**Problem to work on**
In the entries that follow, which lines hold the string "link"? List them.

▼

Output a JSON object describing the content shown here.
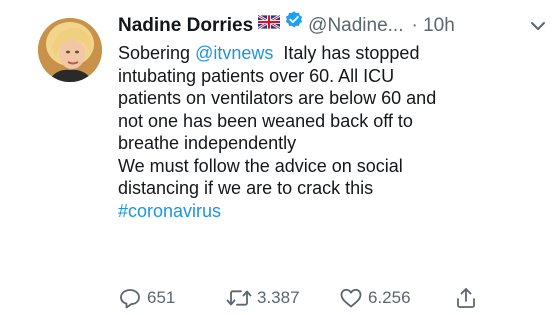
{
  "tweet": {
    "author_name": "Nadine Dorries",
    "handle": "@Nadine...",
    "time": "· 10h",
    "text_lines": [
      {
        "before": "Sobering ",
        "link": "@itvnews",
        "after": "  Italy has stopped"
      },
      {
        "text": "intubating patients over 60. All ICU"
      },
      {
        "text": "patients on ventilators are below 60 and"
      },
      {
        "text": "not one has been weaned back off to"
      },
      {
        "text": "breathe independently"
      },
      {
        "text": "We must follow the advice on social"
      },
      {
        "text": "distancing if we are to crack this"
      },
      {
        "link": "#coronavirus"
      }
    ],
    "replies": "651",
    "retweets": "3.387",
    "likes": "6.256"
  },
  "icons": {
    "flag": "uk-flag-icon",
    "verified": "verified-badge-icon",
    "more": "chevron-down-icon",
    "reply": "reply-icon",
    "retweet": "retweet-icon",
    "like": "heart-icon",
    "share": "share-icon"
  },
  "colors": {
    "link": "#1b95e0",
    "verified": "#1da1f2",
    "muted": "#5b6670",
    "text": "#14171a"
  }
}
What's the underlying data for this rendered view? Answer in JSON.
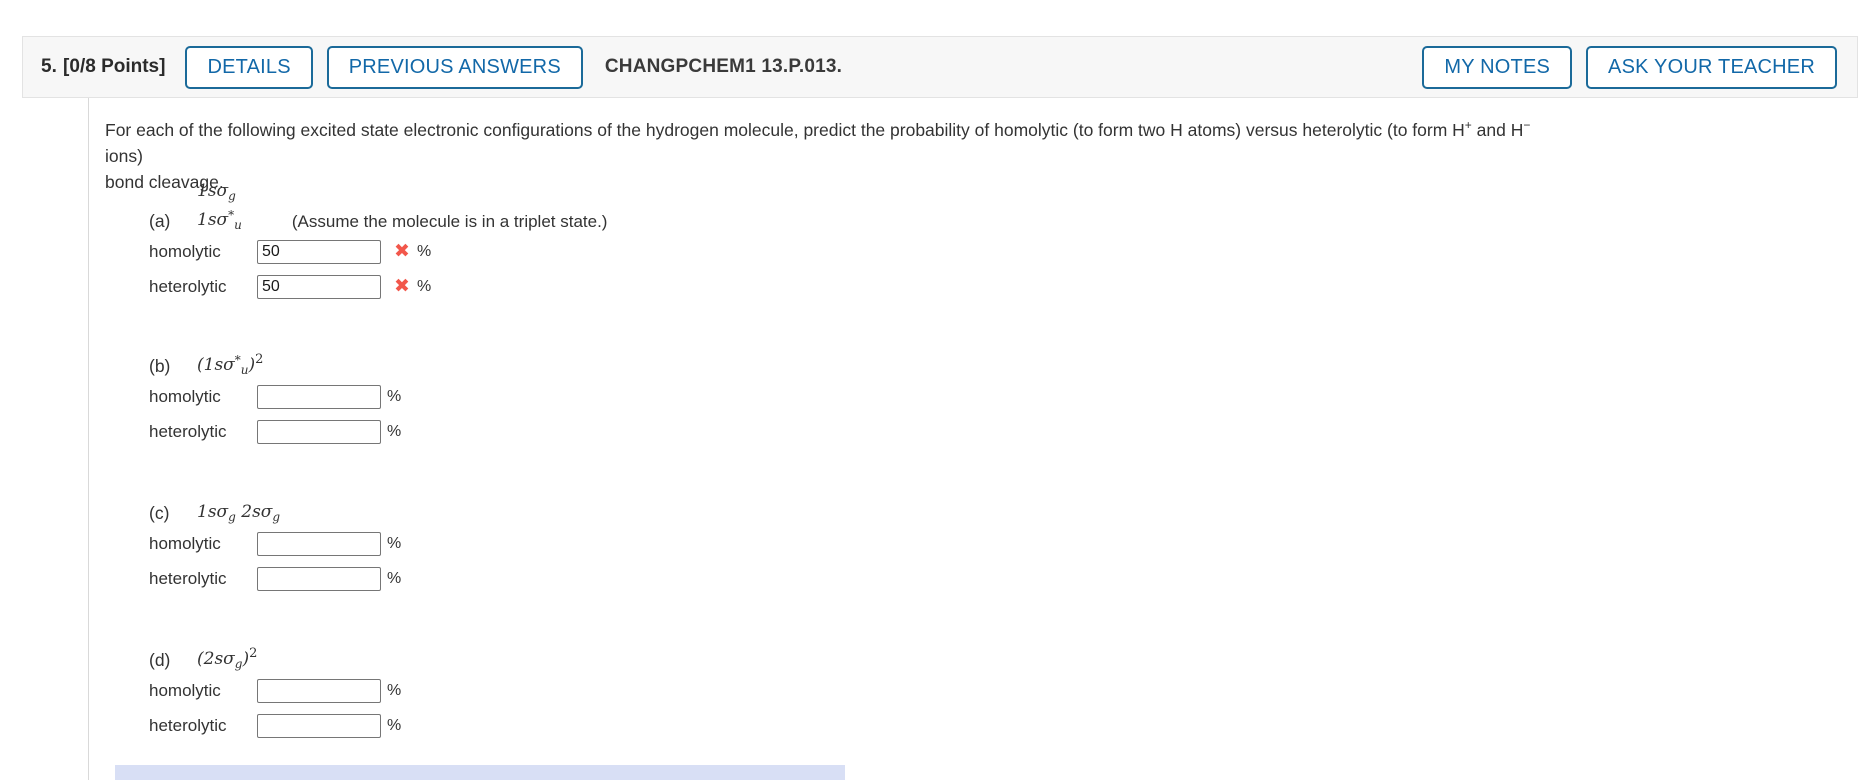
{
  "header": {
    "question_number": "5.",
    "points": "[0/8 Points]",
    "details_button": "DETAILS",
    "previous_answers_button": "PREVIOUS ANSWERS",
    "question_code": "CHANGPCHEM1 13.P.013.",
    "my_notes_button": "MY NOTES",
    "ask_your_teacher_button": "ASK YOUR TEACHER",
    "accent_color": "#1268a8",
    "border_color": "#1b6a99",
    "background_color": "#f7f7f7"
  },
  "prompt": {
    "line1_a": "For each of the following excited state electronic configurations of the hydrogen molecule, predict the probability of homolytic (to form two H atoms) versus heterolytic (to form H",
    "sup_plus": "+",
    "line1_b": " and H",
    "sup_minus": "−",
    "line1_c": " ions)",
    "line2": "bond cleavage."
  },
  "parts": [
    {
      "letter": "(a)",
      "config_stacked_top": "1sσ",
      "config_stacked_top_sub": "g",
      "config_main": "1sσ",
      "config_main_sup": "*",
      "config_main_sub": "u",
      "note": "(Assume the molecule is in a triplet state.)",
      "rows": [
        {
          "label": "homolytic",
          "value": "50",
          "mark": "✖",
          "unit": "%"
        },
        {
          "label": "heterolytic",
          "value": "50",
          "mark": "✖",
          "unit": "%"
        }
      ]
    },
    {
      "letter": "(b)",
      "config_prefix": "(1sσ",
      "config_sup": "*",
      "config_sub": "u",
      "config_suffix": ")",
      "config_exponent": "2",
      "rows": [
        {
          "label": "homolytic",
          "value": "",
          "mark": "",
          "unit": "%"
        },
        {
          "label": "heterolytic",
          "value": "",
          "mark": "",
          "unit": "%"
        }
      ]
    },
    {
      "letter": "(c)",
      "config_first": "1sσ",
      "config_first_sub": "g",
      "config_second": "2sσ",
      "config_second_sub": "g",
      "rows": [
        {
          "label": "homolytic",
          "value": "",
          "mark": "",
          "unit": "%"
        },
        {
          "label": "heterolytic",
          "value": "",
          "mark": "",
          "unit": "%"
        }
      ]
    },
    {
      "letter": "(d)",
      "config_prefix": "(2sσ",
      "config_sub": "g",
      "config_suffix": ")",
      "config_exponent": "2",
      "rows": [
        {
          "label": "homolytic",
          "value": "",
          "mark": "",
          "unit": "%"
        },
        {
          "label": "heterolytic",
          "value": "",
          "mark": "",
          "unit": "%"
        }
      ]
    }
  ],
  "colors": {
    "wrong_mark": "#f2574b",
    "bottom_bar": "#d8dff5"
  }
}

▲

**Result of the exercise**
        "link": "@itvnews",
        "link": "#coronavirus"
    "link": "#1b95e0",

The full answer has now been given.